As a parent or family member, you continue to be the primary influence in your student’s life. This is a great time to talk with your student about alcohol and consent. The Center for Health Education and Wellness’ “Start the Conversation” guides provide you with information and tools to help you prepare for these important conversations.

Start the Conversation Guides

Chapters are self-governing student organizations; this is a key element in each member’s personal development and learning to function as part of a team. Students serve as officers of the organization, develop the standards under which they operate, and hold members accountable to reaching chapter goals and objectives. That being said, sororities and fraternities are directly advised by the Office of Sorority & Fraternity Life. Staff, in coordination with chapter advisors and possibly housing corporations ran by alumni volunteers or inter/national headquarters staff, support and advise activities and programs of recognized organizations. Chapters are also accountable to state and local laws in addition to the policies of the university and their own inter/national headquarters.

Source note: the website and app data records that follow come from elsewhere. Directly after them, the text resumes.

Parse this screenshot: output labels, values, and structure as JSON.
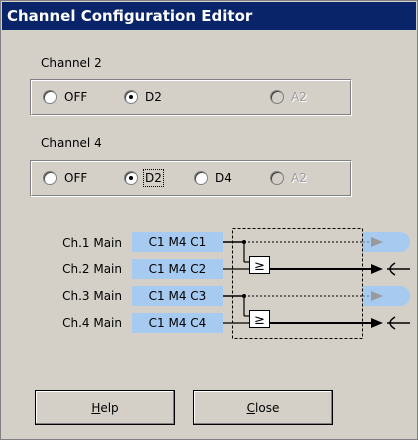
{
  "window": {
    "title": "Channel Configuration Editor"
  },
  "channel2": {
    "label": "Channel 2",
    "options": [
      {
        "label": "OFF",
        "selected": false,
        "enabled": true
      },
      {
        "label": "D2",
        "selected": true,
        "enabled": true
      },
      {
        "label": "A2",
        "selected": false,
        "enabled": false
      }
    ]
  },
  "channel4": {
    "label": "Channel 4",
    "options": [
      {
        "label": "OFF",
        "selected": false,
        "enabled": true
      },
      {
        "label": "D2",
        "selected": true,
        "enabled": true,
        "focused": true
      },
      {
        "label": "D4",
        "selected": false,
        "enabled": true
      },
      {
        "label": "A2",
        "selected": false,
        "enabled": false
      }
    ]
  },
  "routing": {
    "rows": [
      {
        "name": "Ch.1 Main",
        "source": "C1 M4 C1",
        "output": "gray-arrow"
      },
      {
        "name": "Ch.2 Main",
        "source": "C1 M4 C2",
        "output": "black-arrow"
      },
      {
        "name": "Ch.3 Main",
        "source": "C1 M4 C3",
        "output": "gray-arrow"
      },
      {
        "name": "Ch.4 Main",
        "source": "C1 M4 C4",
        "output": "black-arrow"
      }
    ],
    "comparator_symbol": "≥"
  },
  "buttons": {
    "help": {
      "label_underlined": "H",
      "label_rest": "elp"
    },
    "close": {
      "label_underlined": "C",
      "label_rest": "lose"
    }
  },
  "colors": {
    "title_bar": "#0a246a",
    "face": "#d4d0c8",
    "highlight": "#a6caf0"
  }
}
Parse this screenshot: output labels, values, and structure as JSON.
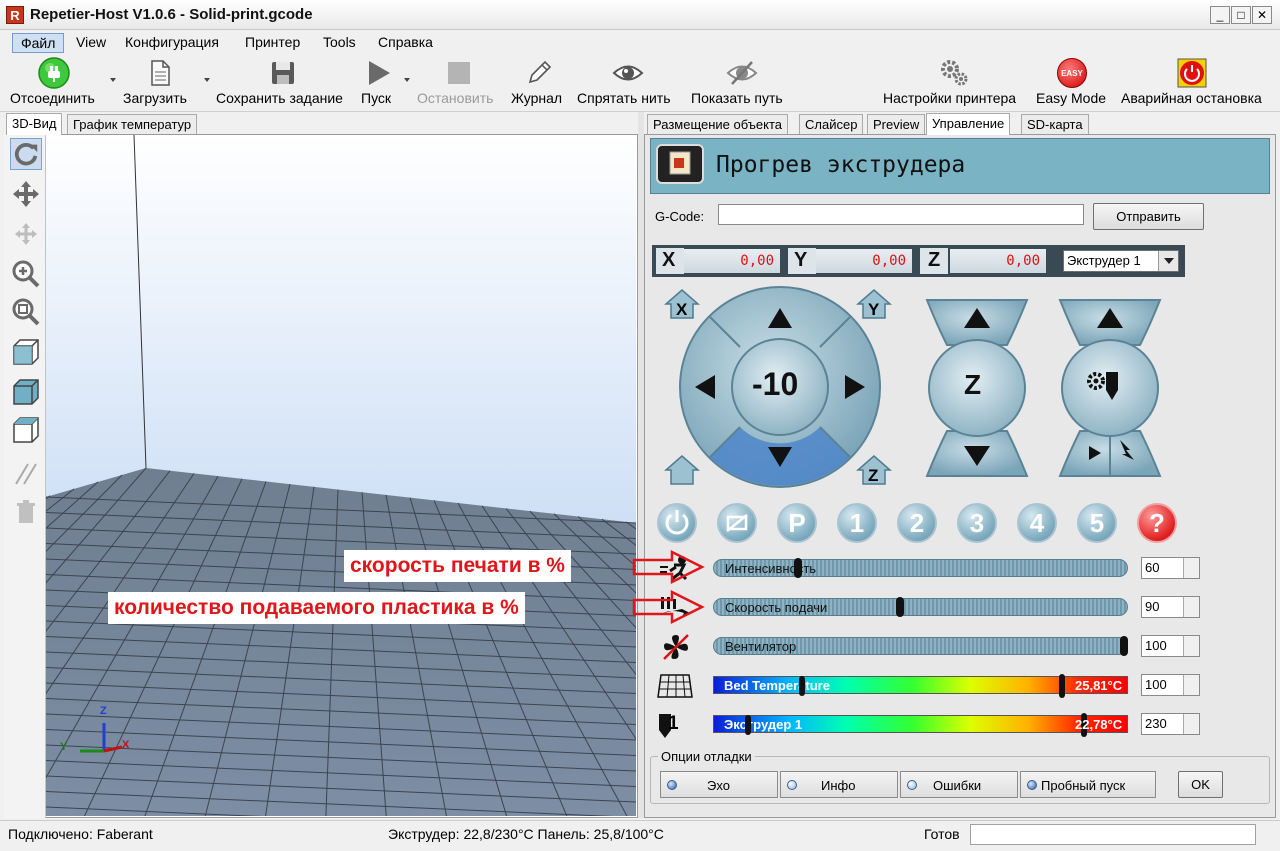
{
  "window": {
    "app_icon": "R",
    "title": "Repetier-Host V1.0.6 - Solid-print.gcode",
    "controls": {
      "minimize": "_",
      "maximize": "□",
      "close": "✕"
    }
  },
  "menu": [
    "Файл",
    "View",
    "Конфигурация",
    "Принтер",
    "Tools",
    "Справка"
  ],
  "toolbar": {
    "disconnect": "Отсоединить",
    "load": "Загрузить",
    "save_job": "Сохранить задание",
    "run": "Пуск",
    "stop": "Остановить",
    "log": "Журнал",
    "hide_filament": "Спрятать нить",
    "show_path": "Показать путь",
    "printer_settings": "Настройки принтера",
    "easy_mode": "Easy Mode",
    "easy_badge": "EASY",
    "emergency_stop": "Аварийная остановка"
  },
  "left_tabs": [
    "3D-Вид",
    "График температур"
  ],
  "right_tabs": [
    "Размещение объекта",
    "Слайсер",
    "Preview",
    "Управление",
    "SD-карта"
  ],
  "control": {
    "heading": "Прогрев экструдера",
    "gcode_label": "G-Code:",
    "gcode_value": "",
    "send_button": "Отправить",
    "x_label": "X",
    "x_value": "0,00",
    "y_label": "Y",
    "y_value": "0,00",
    "z_label": "Z",
    "z_value": "0,00",
    "extruder_select": "Экструдер 1",
    "jog_step": "-10",
    "z_label_big": "Z",
    "home_x": "X",
    "home_y": "Y",
    "home_z": "Z",
    "preset_buttons": [
      "P",
      "1",
      "2",
      "3",
      "4",
      "5",
      "?"
    ],
    "sliders": {
      "speed": {
        "label": "Интенсивность",
        "value": "60",
        "level": 60,
        "max": 300
      },
      "flow": {
        "label": "Скорость подачи",
        "value": "90",
        "level": 90,
        "max": 200
      },
      "fan": {
        "label": "Вентилятор",
        "value": "100",
        "level": 100,
        "max": 100
      }
    },
    "bed": {
      "label": "Bed Temperature",
      "current": "25,81°C",
      "target": "100"
    },
    "extruder": {
      "label": "Экструдер 1",
      "current": "22,78°C",
      "target": "230",
      "row_number": "1"
    },
    "debug": {
      "title": "Опции отладки",
      "echo": "Эхо",
      "info": "Инфо",
      "errors": "Ошибки",
      "dry_run": "Пробный пуск",
      "ok": "OK"
    }
  },
  "annotations": {
    "speed_note": "скорость печати в %",
    "flow_note": "количество подаваемого пластика в %"
  },
  "status": {
    "connected": "Подключено: Faberant",
    "temps": "Экструдер: 22,8/230°C Панель: 25,8/100°C",
    "ready": "Готов"
  },
  "axis_gizmo": {
    "x": "X",
    "y": "Y",
    "z": "Z"
  }
}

Help your student find their fit! There are a lot of options and information about sororities and fraternities. Our goal is for every student to find their fit within our community. Asking questions, doing the research, and talking to members, alumni, and advisors can help your student find their home away from home. Taking a look at conduct history, leadership opportunities, financial costs, scholarships, and service projects can help narrow down the decision.

Here are some questions that you can ask your student while they are going through recruitment/intake:

  • What are the values of the organization and how do they align with your personal values?
  • Who have you connected with in the chapter? How so?
  • What are the expectations once you join the organization?
  • What is your plan to manage your time?
  • Does the chapter perform hands-on community service? Where at? Is that something you’ll enjoy?
  • How does the chapter benefit its members academically?
  • Does the chapter offer scholarships?
  • Does the chapter have a parents’ club?

Once your student decides to join an organization, being an active participant in their journey is very important. This can look like joining the chapter’s parents club, being a chapter advisor, asking questions about their experience, or learning about warning signs when it comes to high-risk behavior of college students such as alcohol, drugs, sexual misconduct, hazing, and mental health. Overall, make sure you are active in your student’s college journey by talking about their experiences, asking questions, and getting involved where you feel comfortable.

Involvement looks different for every parent or guardian, but joining the Tennessee Family Association, Family Advisory Council, a Chapter’s Parents Club, or attending UTK’s family weekend or a chapter’s family weekend are all great places to start or just learn more. Find out more information by clicking the Family Engagement icon on the right. Individual chapters and organizations will provide details on engagement opportunities.